Look at plants that were available before Columbus. Note that tomatoes and potatoes were not available.

Medieval Arts

The Ramsay Scallop Bulletin Board - Medieval Bulletin Board

The Pilgrim’s Way – Create a photo journal of the landscape that would be seen along the Pilgrim Way. Start with England, then France and end with northern Spain. Post these pictures along a timeline with names of villages that Eleanor and Thomas would have passes through. Use a strip of adding tape at the bottom to indicate elevations along the way.

Include pictures of cathedrals with the dates that they were built. Add pictures of Tapestries created during the Middle Ages, depicting scenes along the way.

Ask the children to add pictures, drawings and writings, and quotes to give a chronological, visual image of Eleanor and Thomas’ journey.

Medieval Music

Medieval Physical Education

Foreign Language Learning

P.S. What is The Homeschool Club?

Write your one page about homeschooling...

THE HOMESCHOOL CLUB is real parents and kids sharing their best resources for great homeschooling. Each day we celebrate learning by opening doors to a world of creativity, knowledge and discovery. In the car, at the kitchen sink, and down by the frog pond - the whole world is our classroom and we explore it with creative projects, games, and activities. This club is a place to share, organize, and discuss how and what we learn in the world. Make a free page to tell your own homeschooling story and share your favorite resources. We can't wait to hear from you!

The Ramsay Scallop Medieval Unit Study

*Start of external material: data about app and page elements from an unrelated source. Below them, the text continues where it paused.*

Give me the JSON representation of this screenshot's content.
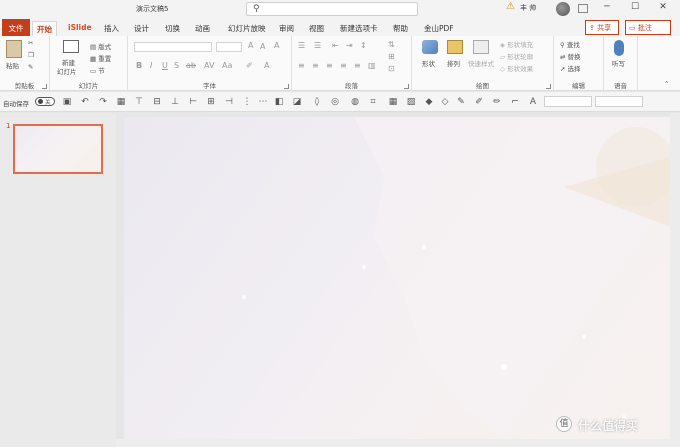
{
  "window": {
    "title": "演示文稿5",
    "search_placeholder": "",
    "user": "丰 帅"
  },
  "tabs": [
    "文件",
    "开始",
    "iSlide",
    "插入",
    "设计",
    "切换",
    "动画",
    "幻灯片放映",
    "审阅",
    "视图",
    "新建选项卡",
    "帮助",
    "金山PDF"
  ],
  "share": "共享",
  "comment": "批注",
  "ribbon": {
    "clipboard": {
      "label": "剪贴板",
      "paste": "粘贴"
    },
    "slides": {
      "label": "幻灯片",
      "new_slide": "新建",
      "new_slide2": "幻灯片",
      "layout": "版式",
      "reset": "重置",
      "section": "节"
    },
    "font": {
      "label": "字体"
    },
    "paragraph": {
      "label": "段落"
    },
    "drawing": {
      "label": "绘图",
      "shape": "形状",
      "arrange": "排列",
      "quick_styles": "快速样式",
      "fill": "形状填充",
      "outline": "形状轮廓",
      "effects": "形状效果"
    },
    "editing": {
      "label": "编辑",
      "find": "查找",
      "replace": "替换",
      "select": "选择"
    },
    "voice": {
      "label": "语音",
      "dictate": "听写"
    }
  },
  "qat": {
    "autosave": "自动保存",
    "toggle": "关"
  },
  "slides_pane": {
    "number": "1"
  },
  "watermark": "什么值得买",
  "watermark_badge": "值",
  "colors": {
    "accent": "#c43e1c",
    "thumb_border": "#e36c4d"
  }
}
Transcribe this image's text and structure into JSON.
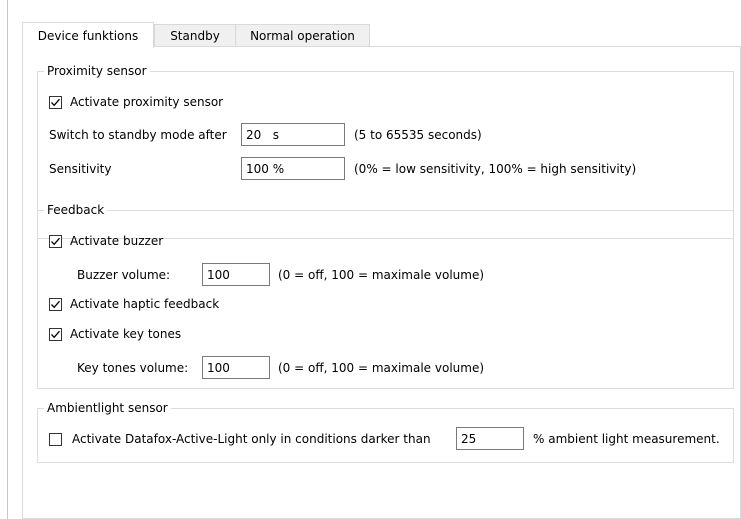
{
  "tabs": [
    {
      "label": "Device funktions",
      "active": true
    },
    {
      "label": "Standby",
      "active": false
    },
    {
      "label": "Normal operation",
      "active": false
    }
  ],
  "proximity": {
    "title": "Proximity sensor",
    "activate_label": "Activate proximity sensor",
    "activate_checked": true,
    "switch_label": "Switch to standby mode after",
    "switch_value": "20   s",
    "switch_hint": "(5 to 65535 seconds)",
    "sensitivity_label": "Sensitivity",
    "sensitivity_value": "100 %",
    "sensitivity_hint": "(0% = low sensitivity, 100% = high sensitivity)"
  },
  "feedback": {
    "title": "Feedback",
    "buzzer_label": "Activate buzzer",
    "buzzer_checked": true,
    "buzzer_volume_label": "Buzzer volume:",
    "buzzer_volume_value": "100",
    "buzzer_volume_hint": "(0 = off, 100 = maximale volume)",
    "haptic_label": "Activate haptic feedback",
    "haptic_checked": true,
    "keytones_label": "Activate key tones",
    "keytones_checked": true,
    "keytones_volume_label": "Key tones volume:",
    "keytones_volume_value": "100",
    "keytones_volume_hint": "(0 = off, 100 = maximale volume)"
  },
  "ambient": {
    "title": "Ambientlight sensor",
    "activate_label": "Activate Datafox-Active-Light only in conditions darker than",
    "activate_checked": false,
    "value": "25",
    "suffix": "% ambient light measurement."
  }
}
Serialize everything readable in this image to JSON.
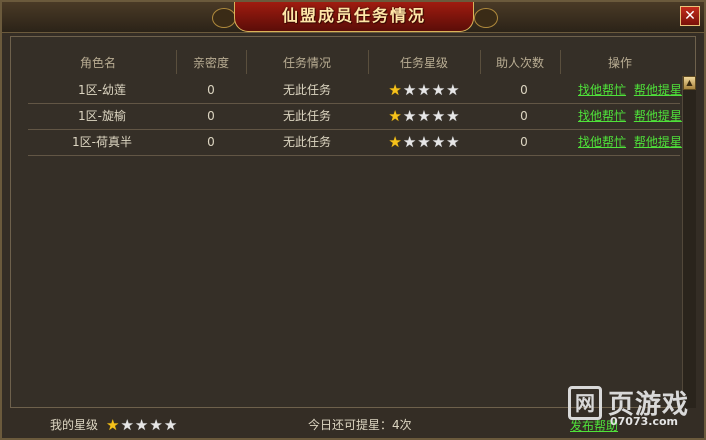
{
  "window": {
    "title": "仙盟成员任务情况",
    "close_label": "✕"
  },
  "table": {
    "headers": [
      "角色名",
      "亲密度",
      "任务情况",
      "任务星级",
      "助人次数",
      "操作"
    ],
    "rows": [
      {
        "name": "1区-幼莲",
        "intimacy": "0",
        "task_status": "无此任务",
        "stars": 1,
        "help_count": "0",
        "action_help": "找他帮忙",
        "action_raise": "帮他提星"
      },
      {
        "name": "1区-旋榆",
        "intimacy": "0",
        "task_status": "无此任务",
        "stars": 1,
        "help_count": "0",
        "action_help": "找他帮忙",
        "action_raise": "帮他提星"
      },
      {
        "name": "1区-荷真半",
        "intimacy": "0",
        "task_status": "无此任务",
        "stars": 1,
        "help_count": "0",
        "action_help": "找他帮忙",
        "action_raise": "帮他提星"
      }
    ],
    "max_stars": 5
  },
  "footer": {
    "my_stars_label": "我的星级",
    "my_stars": 1,
    "remaining_label": "今日还可提星：4次",
    "link_partial": "发布帮助"
  },
  "watermark": {
    "main": "页游戏",
    "sub": "07073.com",
    "box_char": "网"
  },
  "colors": {
    "star_on": "#f6c21b",
    "star_off": "#e6e6e6",
    "link": "#4fe23a",
    "title_banner": "#a01c10"
  }
}
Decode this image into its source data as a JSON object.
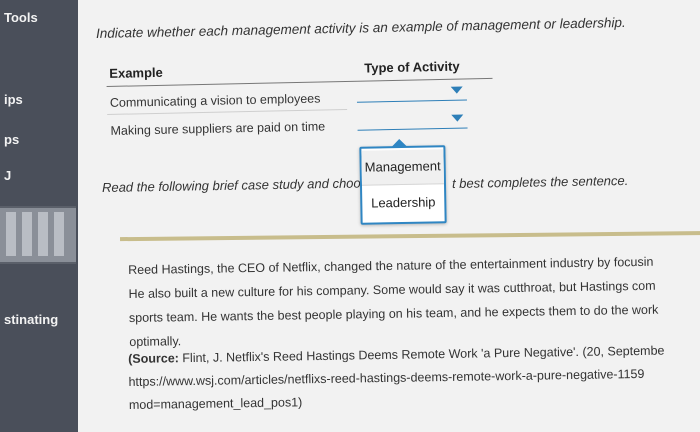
{
  "sidebar": {
    "items": [
      {
        "label": "Tools"
      },
      {
        "label": "ips"
      },
      {
        "label": "ps"
      },
      {
        "label": "J"
      },
      {
        "label": "stinating"
      }
    ]
  },
  "question": {
    "instruction": "Indicate whether each management activity is an example of management or leadership.",
    "table": {
      "headers": [
        "Example",
        "Type of Activity"
      ],
      "rows": [
        {
          "example": "Communicating a vision to employees",
          "selected": ""
        },
        {
          "example": "Making sure suppliers are paid on time",
          "selected": ""
        }
      ]
    },
    "dropdown_options": [
      "Management",
      "Leadership"
    ]
  },
  "case_study": {
    "prompt_left": "Read the following brief case study and choo",
    "prompt_right": "t best completes the sentence.",
    "passage_lines": [
      "Reed Hastings, the CEO of Netflix, changed the nature of the entertainment industry by focusin",
      "He also built a new culture for his company. Some would say it was cutthroat, but Hastings com",
      "sports team. He wants the best people playing on his team, and he expects them to do the work",
      "optimally."
    ],
    "source_label": "(Source:",
    "source_lines": [
      " Flint, J. Netflix's Reed Hastings Deems Remote Work 'a Pure Negative'. (20, Septembe",
      "https://www.wsj.com/articles/netflixs-reed-hastings-deems-remote-work-a-pure-negative-1159",
      "mod=management_lead_pos1)"
    ]
  },
  "colors": {
    "sidebar_bg": "#4a4f5a",
    "accent": "#2f86c3",
    "divider": "#c8bd8c"
  }
}
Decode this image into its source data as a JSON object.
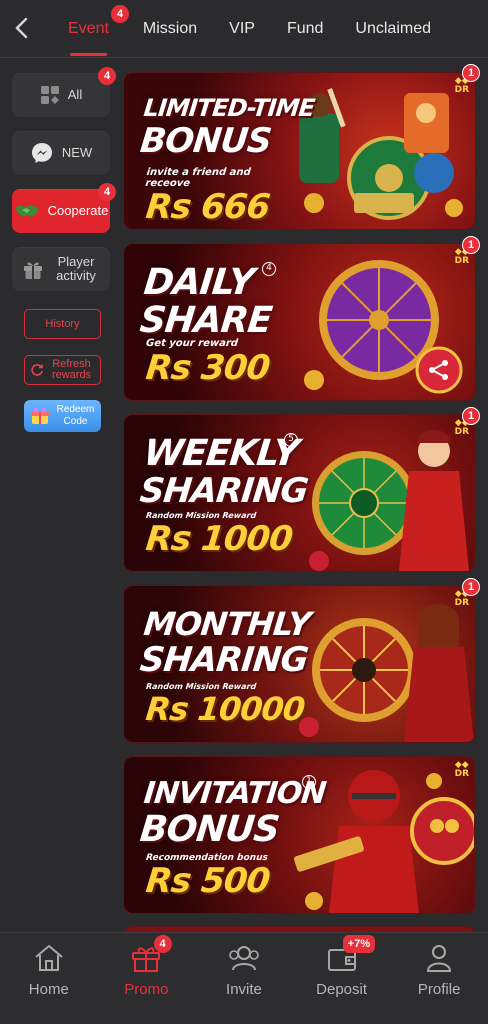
{
  "header": {
    "tabs": [
      {
        "label": "Event",
        "badge": "4",
        "active": true
      },
      {
        "label": "Mission"
      },
      {
        "label": "VIP"
      },
      {
        "label": "Fund"
      },
      {
        "label": "Unclaimed"
      }
    ]
  },
  "sidebar": {
    "items": [
      {
        "label": "All",
        "badge": "4",
        "icon": "grid-icon"
      },
      {
        "label": "NEW",
        "icon": "messenger-icon"
      },
      {
        "label": "Cooperate",
        "badge": "4",
        "icon": "handshake-icon",
        "active": true
      },
      {
        "label": "Player activity",
        "icon": "gift-icon"
      }
    ],
    "history_label": "History",
    "refresh_label": "Refresh rewards",
    "redeem_label": "Redeem Code"
  },
  "banners": [
    {
      "title_line1": "LIMITED-TIME",
      "title_line2": "BONUS",
      "sub": "invite a friend and receove",
      "amount": "Rs 666",
      "badge": "1"
    },
    {
      "title_line1": "DAILY",
      "title_line2": "SHARE",
      "sub": "Get your reward",
      "amount": "Rs 300",
      "badge": "1",
      "num": "4"
    },
    {
      "title_line1": "WEEKLY",
      "title_line2": "SHARING",
      "sub": "Random Mission Reward",
      "amount": "Rs 1000",
      "badge": "1",
      "num": "5"
    },
    {
      "title_line1": "MONTHLY",
      "title_line2": "SHARING",
      "sub": "Random Mission Reward",
      "amount": "Rs 10000",
      "badge": "1"
    },
    {
      "title_line1": "INVITATION",
      "title_line2": "BONUS",
      "sub": "Recommendation bonus",
      "amount": "Rs 500",
      "num": "1"
    }
  ],
  "bottom_nav": {
    "items": [
      {
        "label": "Home",
        "icon": "home-icon"
      },
      {
        "label": "Promo",
        "icon": "gift-icon",
        "badge": "4",
        "active": true
      },
      {
        "label": "Invite",
        "icon": "people-icon"
      },
      {
        "label": "Deposit",
        "icon": "wallet-icon",
        "badge": "+7%"
      },
      {
        "label": "Profile",
        "icon": "person-icon"
      }
    ]
  },
  "colors": {
    "accent": "#e8303a",
    "background": "#2b2b2d",
    "gold": "#ffcf3a"
  }
}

Come write about Medieval Times on Wizzley, a fun and easy place to express your opinion:

Guestbook for the Ramsay Scallop Medieval Unit Study - Have you read The Ramsay Scallop?

    0 of 8192 characters used
    Post Comment

    • traveller27 profile image

      traveller27 5 years ago

      Nice lens - the medieval era is so interesting.

    • iijuan12 profile image

      iijuan12 5 years ago from Florida

      Great lens! We're studying the Medieval period right now. I haven't seen the Ramsay Scallop book, but I'll look into it. Thank you! Blessed and liked.

    • iijuan12 profile image

      iijuan12 5 years ago from Florida

      Great lens! We're studying the Medieval period right now. I haven't seen the Ramsay Scallop book, but I'll look into it. Thank you! Blessed and liked.

    • profile image

      grannysage 7 years ago

      I've been back here several times but didn't have time to leave a comment. I wanted to let you know that Ritchie Blackmore, formerly of Deep Purple and now with Blackmore's Night, a renaissance band, plays a hurdy gurdy in some of his songs. I think it would be great for students to see someone who was a rock star playing this historical instrument. Here is the link for the you-tube video which give an up close and personal view of how to play it.

      http://www.youtube.com/watch?v=2th044jKnrM&amp...

      Great lens and being lenrolled to my Ritchie Blackmore lens.